ACTIVITY »
Find the lines of the material below that include the string "JSON", then copy each one.

RECORDS SUPPLIED »
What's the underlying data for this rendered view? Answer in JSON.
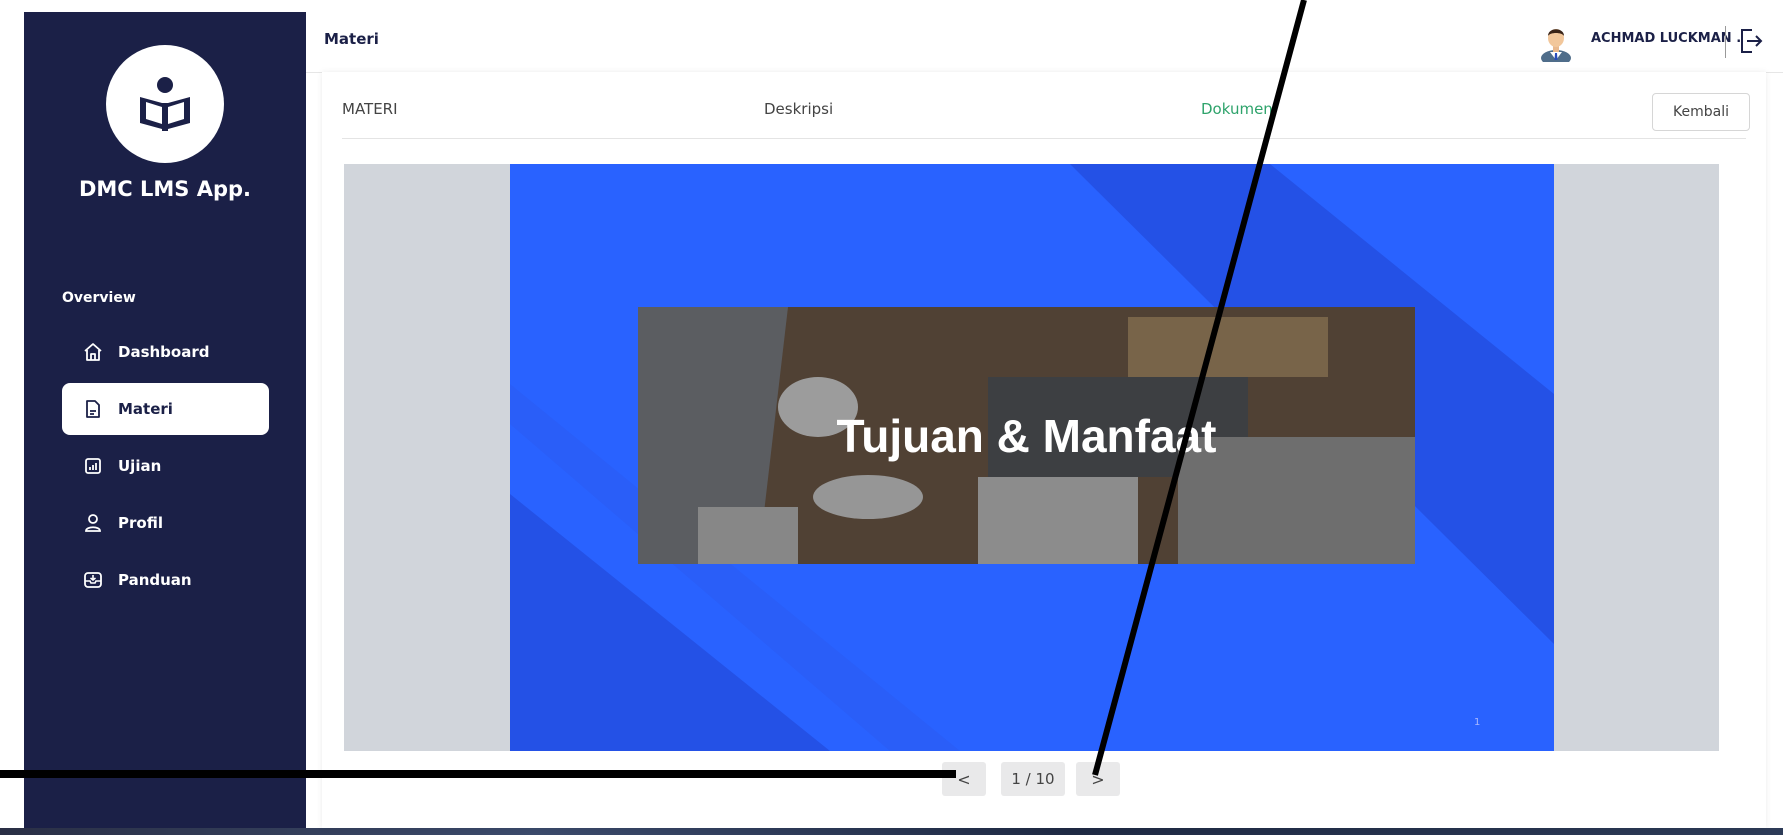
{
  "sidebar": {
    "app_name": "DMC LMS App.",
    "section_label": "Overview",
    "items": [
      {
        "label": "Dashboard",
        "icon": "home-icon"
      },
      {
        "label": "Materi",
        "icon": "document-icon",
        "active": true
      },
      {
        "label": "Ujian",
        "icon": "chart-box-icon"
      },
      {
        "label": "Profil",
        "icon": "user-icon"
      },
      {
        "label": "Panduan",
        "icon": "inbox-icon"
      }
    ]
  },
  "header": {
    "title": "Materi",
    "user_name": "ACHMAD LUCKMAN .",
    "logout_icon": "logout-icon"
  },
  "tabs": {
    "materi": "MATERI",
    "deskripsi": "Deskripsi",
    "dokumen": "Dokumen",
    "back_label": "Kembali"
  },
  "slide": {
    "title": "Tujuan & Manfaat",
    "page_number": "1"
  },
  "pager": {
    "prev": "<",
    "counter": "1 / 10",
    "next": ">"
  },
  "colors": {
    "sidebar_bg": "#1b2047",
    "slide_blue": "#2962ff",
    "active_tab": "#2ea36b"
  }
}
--
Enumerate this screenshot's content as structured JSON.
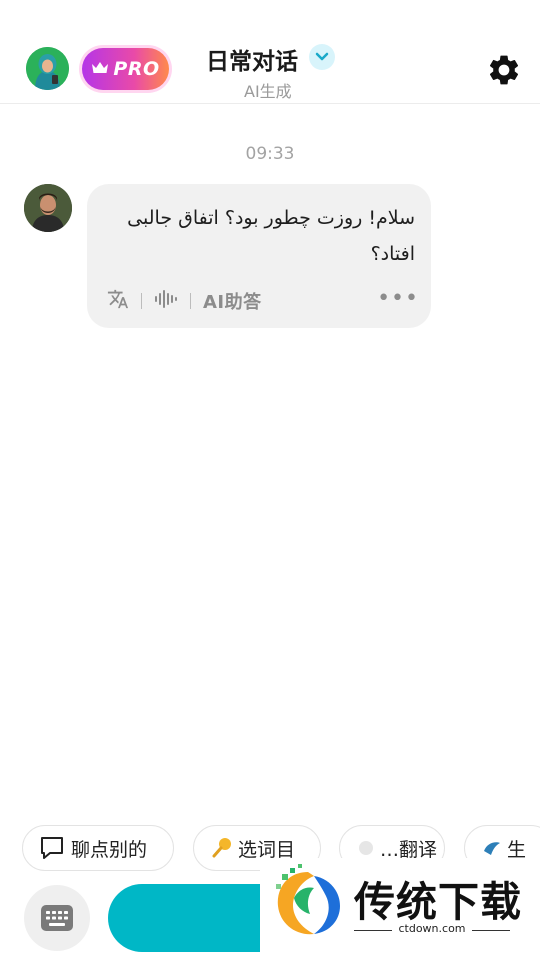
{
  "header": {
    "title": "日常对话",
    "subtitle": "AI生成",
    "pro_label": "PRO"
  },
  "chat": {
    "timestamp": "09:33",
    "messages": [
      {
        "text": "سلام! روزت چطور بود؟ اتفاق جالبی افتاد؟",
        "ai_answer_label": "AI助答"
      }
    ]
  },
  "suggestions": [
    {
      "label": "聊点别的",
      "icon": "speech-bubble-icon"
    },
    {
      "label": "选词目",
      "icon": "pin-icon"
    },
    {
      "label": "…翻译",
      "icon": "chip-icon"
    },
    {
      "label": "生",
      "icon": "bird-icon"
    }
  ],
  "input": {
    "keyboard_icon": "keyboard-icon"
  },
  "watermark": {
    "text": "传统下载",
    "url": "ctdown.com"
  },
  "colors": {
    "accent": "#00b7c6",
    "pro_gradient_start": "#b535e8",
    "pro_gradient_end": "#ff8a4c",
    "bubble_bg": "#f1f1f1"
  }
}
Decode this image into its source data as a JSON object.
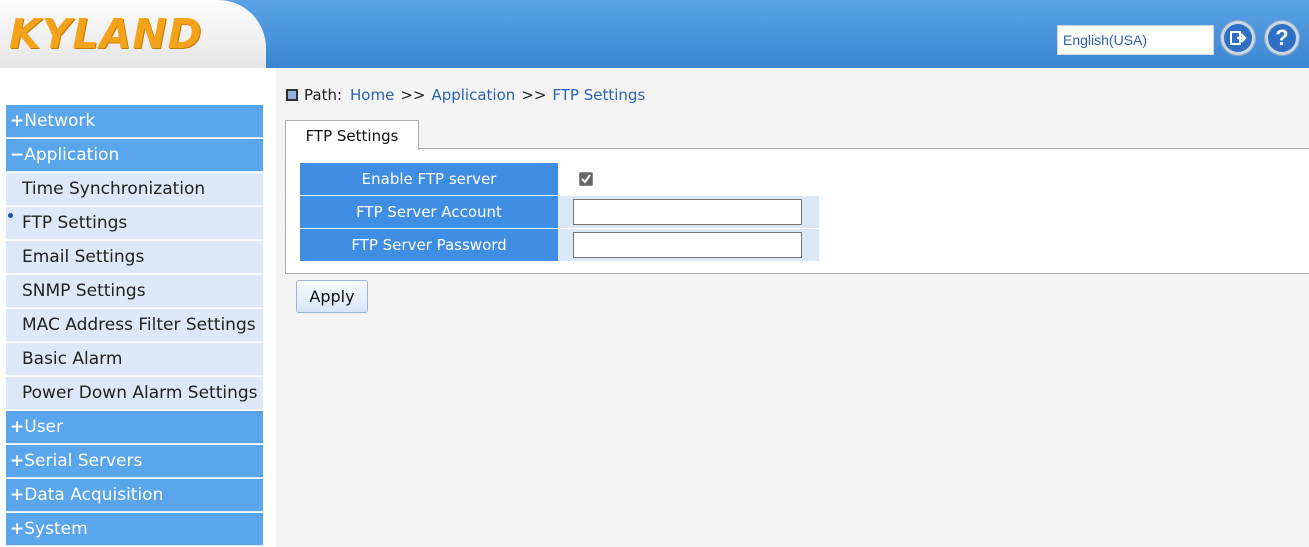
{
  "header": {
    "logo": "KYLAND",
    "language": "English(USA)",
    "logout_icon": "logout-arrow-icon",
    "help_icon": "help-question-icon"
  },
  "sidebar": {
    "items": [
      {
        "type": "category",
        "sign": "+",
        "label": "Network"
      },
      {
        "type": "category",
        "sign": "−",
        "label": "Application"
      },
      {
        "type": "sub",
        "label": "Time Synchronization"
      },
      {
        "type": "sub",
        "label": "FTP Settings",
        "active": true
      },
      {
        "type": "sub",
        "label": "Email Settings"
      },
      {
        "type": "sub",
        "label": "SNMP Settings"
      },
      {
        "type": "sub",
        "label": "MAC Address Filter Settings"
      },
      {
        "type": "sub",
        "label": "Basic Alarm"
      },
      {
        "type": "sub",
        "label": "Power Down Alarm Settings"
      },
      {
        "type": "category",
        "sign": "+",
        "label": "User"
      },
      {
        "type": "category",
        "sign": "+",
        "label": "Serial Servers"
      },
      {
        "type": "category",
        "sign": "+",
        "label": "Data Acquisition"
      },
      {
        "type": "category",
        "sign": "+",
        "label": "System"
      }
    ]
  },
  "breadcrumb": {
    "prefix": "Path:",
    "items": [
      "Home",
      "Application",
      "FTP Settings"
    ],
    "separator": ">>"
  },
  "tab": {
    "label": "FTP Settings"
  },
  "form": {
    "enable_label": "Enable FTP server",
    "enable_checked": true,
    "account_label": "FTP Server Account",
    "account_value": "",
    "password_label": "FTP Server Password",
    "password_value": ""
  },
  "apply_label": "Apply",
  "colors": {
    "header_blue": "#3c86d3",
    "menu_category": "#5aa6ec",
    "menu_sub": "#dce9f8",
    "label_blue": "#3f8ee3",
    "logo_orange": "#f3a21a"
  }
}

REPLY »
What's the underlying data for this rendered view? Answer in JSON.
Enumerate this screenshot's content as structured JSON.
Decode this image into its source data as a JSON object.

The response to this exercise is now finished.